Carlon explained that as he dragged the suitcases around with the mics inside, the sound became distorted, “like distorted memories or how memories get distorted when you reopen them,” He said. “Or even conflated a bit.” Because Wand was composing live as the work was being filmed, Carlon felt like he was also a musician because when he maneuvers the suitcases about it activates, creates and reshapes the sound. Wand used an electronic synthesizer to compose the sound created by this process.

During the film Carlon is seen tethered to an old suitcase and numerous others lying about. We all can relate to lugging a heavy suitcase through a train station or an airport, but this film takes on another item that we universally share – the carrying of family or other life baggage that brings stress into our lives. We see Carlon’s burden increase as he pulls eleven suitcase around the station’s ticketing area. He crawls and walks on his hands through a web of the ties to the baggage he bears and periodically investigates the contents of a certain piece of luggage. What inside these memories need dealing with, settling, or letting go of?

Jay Carlon in BAGGAGE - Photo by Fara Sosa

Jay Carlon in BAGGAGE – Photo by Fara Sosa

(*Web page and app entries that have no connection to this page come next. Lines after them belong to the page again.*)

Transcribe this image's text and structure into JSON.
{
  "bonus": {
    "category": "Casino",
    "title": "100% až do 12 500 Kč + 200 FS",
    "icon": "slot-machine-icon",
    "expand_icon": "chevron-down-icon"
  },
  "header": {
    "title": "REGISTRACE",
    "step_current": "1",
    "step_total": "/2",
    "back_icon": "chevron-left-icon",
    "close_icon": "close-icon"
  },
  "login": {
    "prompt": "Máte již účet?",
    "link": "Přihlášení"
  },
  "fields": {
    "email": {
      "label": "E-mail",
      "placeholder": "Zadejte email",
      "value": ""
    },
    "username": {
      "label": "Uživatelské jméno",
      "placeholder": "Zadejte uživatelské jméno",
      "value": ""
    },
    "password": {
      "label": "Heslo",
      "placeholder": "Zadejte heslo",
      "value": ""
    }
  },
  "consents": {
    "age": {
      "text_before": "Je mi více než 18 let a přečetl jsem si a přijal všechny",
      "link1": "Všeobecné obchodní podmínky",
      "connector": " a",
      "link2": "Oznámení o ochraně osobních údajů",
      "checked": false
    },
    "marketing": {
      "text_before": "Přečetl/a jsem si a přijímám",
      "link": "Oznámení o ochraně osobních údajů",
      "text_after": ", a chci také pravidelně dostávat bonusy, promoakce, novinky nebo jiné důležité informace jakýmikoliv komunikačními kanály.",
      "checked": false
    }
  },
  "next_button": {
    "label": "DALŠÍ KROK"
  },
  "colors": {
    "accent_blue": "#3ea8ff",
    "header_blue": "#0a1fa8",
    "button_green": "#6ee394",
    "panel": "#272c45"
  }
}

The final scene in BAGGAGE is extremely moving. The music that he creates by running his hands over the contact microphone attached to his chest sings out the emotions that Carlon is experiencing as he moves across the space and the suitcases are carried away one by one – slowly letting go of one piece of self at a time.  Carlon slowly settles to the station’s dark red ceramic floor and lies in a bright pool of natural sunlight. There we witness the painful joy of letting go quietly move across his face.  Knowing of his brother’s passing, it was difficult not to think that he was also saying goodbye to his eldest sibling who has passed on to whatever realm awaits.

BAGGAGE is a film by Jay Carlon with music composed and performed by Alex Wand. Technical Director and Editor was Ernie Mondaca; Director of Photography and Color was Oleg Tcherkas; Production Sound Mixer was Cristian Valencia; Production Assistants were Dora Ramos and Geovanny Pulido; Camera Operators were Dylan Martz, Fernando Rosales, and Paula Crichton; Gaffer was Damon Nash White; Intro Voiceover was Annielille Gavino; and Production and Creative Support were Dorothy Dubrule and Brian Sea. The interview with Lolita Carlon and her sons by Professor of Ethnic Studies, Grace I. Yen, occurred at the Loonanon Pioneers Fiesta in 2013. It is part of the Re/collecting Project Archive, special collections and archives California Polytechnic State University San Luis Obispo.

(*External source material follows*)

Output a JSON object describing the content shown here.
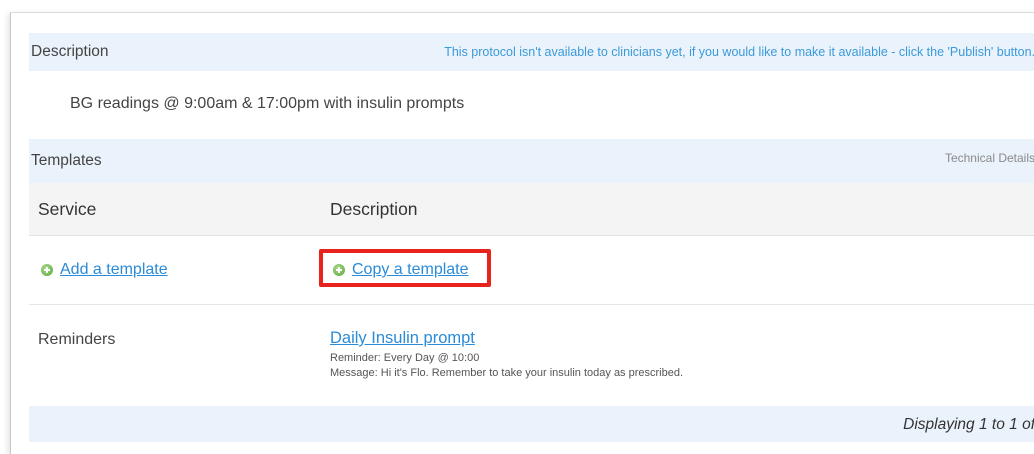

To watch BAGGAGE, click HERE.

To visit the Carlon website, click HERE.

To learn more about Metro Art, click HERE.

To visit the Pieter Performance Space website, click HERE.

Written by Jeff Slayton for LA Dance Chronicle.

Featured image: Filming of Jay Carlon’s BAGGAGE – Photo by Fara Sosa